On the topic of Argetine antitrust, there is an upcoming conference worth attending.

SEMINARIO

“CONDICIONAMIENTOS A LAS CONCENTRACIONES ECONÓMICAS”

Martes 17 de Julio de 2007


Programa

8:30 - 9:00 Acreditación. Universidad Austral, Garay 125, 4° piso, Aula 400.

9:00 - 10.45 Panel 1: Conveniencia de establecer parámetros generales en materia de condicionamientos a las concentraciones económicas.

Panelistas:
- Luis Barry, PAGBAM
- Mauricio Butera, vocal de la CNDC.
- Bernardo Cassagne, Estudio Beccar Varela
- Germán Coloma, Universidad del CEMA
- Humberto Guardia Mendonça, vocal de la CNDC
- Santiago Urbiztondo, FIEL
Moderador: Julián Peña, Allende & Brea

10:45 - 11:15 Café.

11:15 - 13:00 Panel 2: Efectos suspensivos o resolutorios de los condicionamientos a las operaciones de concentración económica.

Panelistas:
- Miguel del Pino, Marval, O’Farrell & Mairal
- Marcelo den Toom, M&M Bomchil
- Ismael Malis, ex Presidente de la CNDC
- Graciela Medina, Presidenta de la Cámara de Apelaciones en lo Civil y Comercial Federal
- Julián Peña, Allende & Brea.
- Diego Povolo, vocal de la CNDC
Moderador: Humberto Guardia Mendonça, vocal de la CNDC

Informes e inscripción: Contactarse con Julián Peña (4318-9907, jp@allendebrea.com.ar) o Humberto Guardia Mendonça (4349-4097, hmendo@mecon.gov.ar). Cupos limitados.

July 4, 2007 | Permalink | Comments (0) | TrackBack (0)

Tuesday, July 3, 2007

Chambers Individual Antitrust Lawyers Rankings: Who Are Among the Best of the Best?

Posted by D. Daniel Sokol

Following up on last week's post, Chambers has released its individual lawyer rankings in antitrust for the United States.  The DC listing is here.  The NY listing is here.  Congrats to all the lawyers who made the rankings. 

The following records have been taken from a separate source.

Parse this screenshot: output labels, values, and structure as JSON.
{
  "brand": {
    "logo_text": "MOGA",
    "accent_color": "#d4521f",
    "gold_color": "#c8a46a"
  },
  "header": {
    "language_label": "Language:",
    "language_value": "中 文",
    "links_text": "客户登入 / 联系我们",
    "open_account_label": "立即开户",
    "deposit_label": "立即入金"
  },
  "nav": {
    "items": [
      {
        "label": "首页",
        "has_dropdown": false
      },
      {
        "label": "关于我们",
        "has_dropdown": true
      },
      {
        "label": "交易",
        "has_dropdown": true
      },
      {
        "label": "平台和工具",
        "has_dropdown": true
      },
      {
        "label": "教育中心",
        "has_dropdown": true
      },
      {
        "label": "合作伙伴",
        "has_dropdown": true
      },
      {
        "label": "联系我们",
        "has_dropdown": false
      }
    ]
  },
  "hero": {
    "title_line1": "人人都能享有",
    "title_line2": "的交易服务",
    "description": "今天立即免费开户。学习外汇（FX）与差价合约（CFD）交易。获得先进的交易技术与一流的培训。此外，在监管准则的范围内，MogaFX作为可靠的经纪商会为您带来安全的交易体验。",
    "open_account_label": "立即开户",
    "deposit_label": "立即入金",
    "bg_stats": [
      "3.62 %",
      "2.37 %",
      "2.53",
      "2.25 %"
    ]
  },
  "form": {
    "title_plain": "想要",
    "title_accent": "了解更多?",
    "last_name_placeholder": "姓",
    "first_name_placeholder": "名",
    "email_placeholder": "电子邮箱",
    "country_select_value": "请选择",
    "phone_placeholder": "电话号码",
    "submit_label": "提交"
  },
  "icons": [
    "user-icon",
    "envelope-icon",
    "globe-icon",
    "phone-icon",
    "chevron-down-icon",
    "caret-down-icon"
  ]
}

July 3, 2007 | Permalink | Comments (0) | TrackBack (0)

Sharfman on Billing

Posted by D. Daniel Sokol

Keith Sharfman of Rutgers-Newark Law School provides an interesting analysis of the implications of Billing on eCCP's website.  An early paragraph sums up Sharfman's take on the case's implications:

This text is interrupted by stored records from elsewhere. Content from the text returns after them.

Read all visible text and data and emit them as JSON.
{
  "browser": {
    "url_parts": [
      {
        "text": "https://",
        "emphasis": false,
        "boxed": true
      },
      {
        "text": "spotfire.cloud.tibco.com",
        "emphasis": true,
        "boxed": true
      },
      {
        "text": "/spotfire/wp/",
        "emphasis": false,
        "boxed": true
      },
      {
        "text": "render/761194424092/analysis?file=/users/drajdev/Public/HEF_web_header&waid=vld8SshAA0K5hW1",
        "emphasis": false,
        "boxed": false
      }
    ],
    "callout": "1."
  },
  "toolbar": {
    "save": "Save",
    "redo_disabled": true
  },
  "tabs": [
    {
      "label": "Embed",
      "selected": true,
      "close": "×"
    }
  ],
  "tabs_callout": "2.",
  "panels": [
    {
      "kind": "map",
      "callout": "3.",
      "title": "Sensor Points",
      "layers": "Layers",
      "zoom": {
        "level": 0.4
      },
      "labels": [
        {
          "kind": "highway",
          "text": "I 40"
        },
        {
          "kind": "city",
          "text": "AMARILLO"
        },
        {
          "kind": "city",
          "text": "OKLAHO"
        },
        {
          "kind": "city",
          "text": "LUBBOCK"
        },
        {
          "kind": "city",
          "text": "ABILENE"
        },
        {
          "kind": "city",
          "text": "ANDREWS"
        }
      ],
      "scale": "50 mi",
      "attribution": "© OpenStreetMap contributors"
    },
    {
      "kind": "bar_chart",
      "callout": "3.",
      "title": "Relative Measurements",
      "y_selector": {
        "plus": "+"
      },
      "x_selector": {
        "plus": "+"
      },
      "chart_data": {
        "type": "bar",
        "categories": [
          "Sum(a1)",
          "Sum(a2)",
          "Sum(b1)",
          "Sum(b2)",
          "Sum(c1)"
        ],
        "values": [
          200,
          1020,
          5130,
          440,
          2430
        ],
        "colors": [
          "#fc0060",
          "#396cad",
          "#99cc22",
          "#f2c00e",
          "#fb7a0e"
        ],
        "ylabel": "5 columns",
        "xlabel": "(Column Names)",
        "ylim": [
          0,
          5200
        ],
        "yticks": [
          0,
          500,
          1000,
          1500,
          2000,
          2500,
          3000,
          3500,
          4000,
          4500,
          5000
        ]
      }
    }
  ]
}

Credit Suisse has important implications for antitrust practice. The decision’s effect is to narrow the scope of antitrust law and to invite efforts by regulated industries to narrow it still further. The court’s “clearly incompatible” standard is new and (though it purports not to) seems to water down considerably the old “plain repugnancy” test of Gordon v. New York Stock Exchange, Inc. 422 U.S. 659, 682 (1975). Under the new incompatibility standard, there no longer has to be an actual conflict between antitrust and other federal law for antitrust implicitly not to apply. Even a mere regulatory overlap may now be sufficient to trigger antitrust immunity. (Recall that in Credit Suisse the Court assumed that both antitrust and the SEC disapproved of the tying and other practices in question, and yet the Court still considered the two bodies of law incompatible on account of the regulatory overlap.)

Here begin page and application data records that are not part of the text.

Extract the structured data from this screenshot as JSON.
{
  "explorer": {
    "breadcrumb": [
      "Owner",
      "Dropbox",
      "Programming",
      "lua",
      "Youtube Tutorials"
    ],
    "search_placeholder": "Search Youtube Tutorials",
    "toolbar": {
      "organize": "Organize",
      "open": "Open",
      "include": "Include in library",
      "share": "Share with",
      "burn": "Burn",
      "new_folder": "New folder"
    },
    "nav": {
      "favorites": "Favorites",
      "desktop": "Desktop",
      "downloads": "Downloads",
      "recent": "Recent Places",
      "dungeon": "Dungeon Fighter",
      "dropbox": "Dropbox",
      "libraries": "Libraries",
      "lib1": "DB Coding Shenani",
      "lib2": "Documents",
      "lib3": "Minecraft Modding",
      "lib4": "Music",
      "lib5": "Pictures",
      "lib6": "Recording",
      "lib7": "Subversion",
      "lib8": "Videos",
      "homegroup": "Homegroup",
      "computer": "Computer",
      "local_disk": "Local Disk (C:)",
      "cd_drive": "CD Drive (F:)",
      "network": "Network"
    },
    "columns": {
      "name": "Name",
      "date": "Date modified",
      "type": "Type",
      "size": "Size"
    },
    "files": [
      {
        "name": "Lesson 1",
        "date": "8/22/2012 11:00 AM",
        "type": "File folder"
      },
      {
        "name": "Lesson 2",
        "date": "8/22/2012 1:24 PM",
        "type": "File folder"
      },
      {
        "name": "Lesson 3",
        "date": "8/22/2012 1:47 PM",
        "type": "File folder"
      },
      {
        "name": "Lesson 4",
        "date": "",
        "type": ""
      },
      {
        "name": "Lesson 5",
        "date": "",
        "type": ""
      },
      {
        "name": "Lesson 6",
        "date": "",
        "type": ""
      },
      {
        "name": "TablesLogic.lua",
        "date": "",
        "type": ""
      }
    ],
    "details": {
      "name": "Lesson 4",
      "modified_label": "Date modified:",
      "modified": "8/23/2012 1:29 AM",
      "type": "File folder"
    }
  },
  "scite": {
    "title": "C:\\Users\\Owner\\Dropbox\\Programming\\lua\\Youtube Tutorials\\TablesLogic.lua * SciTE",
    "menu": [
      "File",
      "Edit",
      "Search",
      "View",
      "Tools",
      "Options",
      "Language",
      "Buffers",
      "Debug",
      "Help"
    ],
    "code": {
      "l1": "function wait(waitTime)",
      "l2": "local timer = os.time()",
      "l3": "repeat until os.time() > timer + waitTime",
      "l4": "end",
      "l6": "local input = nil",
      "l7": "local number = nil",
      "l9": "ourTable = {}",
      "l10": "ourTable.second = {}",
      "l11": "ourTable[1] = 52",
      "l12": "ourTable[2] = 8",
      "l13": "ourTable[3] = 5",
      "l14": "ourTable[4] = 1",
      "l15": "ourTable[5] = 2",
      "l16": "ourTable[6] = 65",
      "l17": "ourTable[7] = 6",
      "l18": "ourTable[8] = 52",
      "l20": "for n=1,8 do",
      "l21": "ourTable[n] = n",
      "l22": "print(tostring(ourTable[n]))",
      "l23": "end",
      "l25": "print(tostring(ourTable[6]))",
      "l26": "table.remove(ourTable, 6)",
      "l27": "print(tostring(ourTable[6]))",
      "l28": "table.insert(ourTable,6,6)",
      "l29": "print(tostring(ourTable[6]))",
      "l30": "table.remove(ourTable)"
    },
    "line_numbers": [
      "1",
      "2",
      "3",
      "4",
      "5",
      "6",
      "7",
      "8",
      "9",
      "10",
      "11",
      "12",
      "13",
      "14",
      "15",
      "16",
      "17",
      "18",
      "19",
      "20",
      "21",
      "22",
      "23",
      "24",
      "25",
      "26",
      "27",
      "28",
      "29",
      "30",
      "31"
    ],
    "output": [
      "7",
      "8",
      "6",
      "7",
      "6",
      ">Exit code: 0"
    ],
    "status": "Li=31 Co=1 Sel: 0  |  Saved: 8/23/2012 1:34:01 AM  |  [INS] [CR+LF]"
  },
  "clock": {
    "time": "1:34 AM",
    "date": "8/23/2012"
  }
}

July 3, 2007 | Permalink | Comments (0) | TrackBack (0)

Monday, July 2, 2007

Monday Morning Wrap Up: More on Sony/BMG

Posted by D. Daniel Sokol

Whereas last week we discussed the implications of Sony/BMG in the EU, this week we report that in a 5-0 decision, the FTC has approved a final consent order in Sony/BMG .

July 2, 2007 | Permalink | Comments (0) | TrackBack (0)

Sunday, July 1, 2007

Antitrust Panel at Law and Society Annual Conference

Posted by D. Daniel Sokol

For those attending the annual Law and Society conference later this month (with Berlin a step up from last year's Baltimore venue) there is an interesting antitrust panel-- Market Access, Intellectual Property Rights, and Competition Policy.  The  presentations include:

The New Economic Feudalism: The Expansive Use of Patent Licenses to Destroy Market Competition
Peter Carstensen (University of Wisconsin)

Identifying Norms of Competition in Intellectual Property Law
Shubha Ghosh (Southern Methodist University)

Distribution Restraints: The "Free Rider" Explanation
Marina Lao (Seton Hall University)

Essential Facilities, Infrastructure, and Open Access
Spencer W. Waller (Loyola University, Chicago), Brett Frischmann (Loyola University Chicago)

July 1, 2007 | Permalink | Comments (0) | TrackBack (0)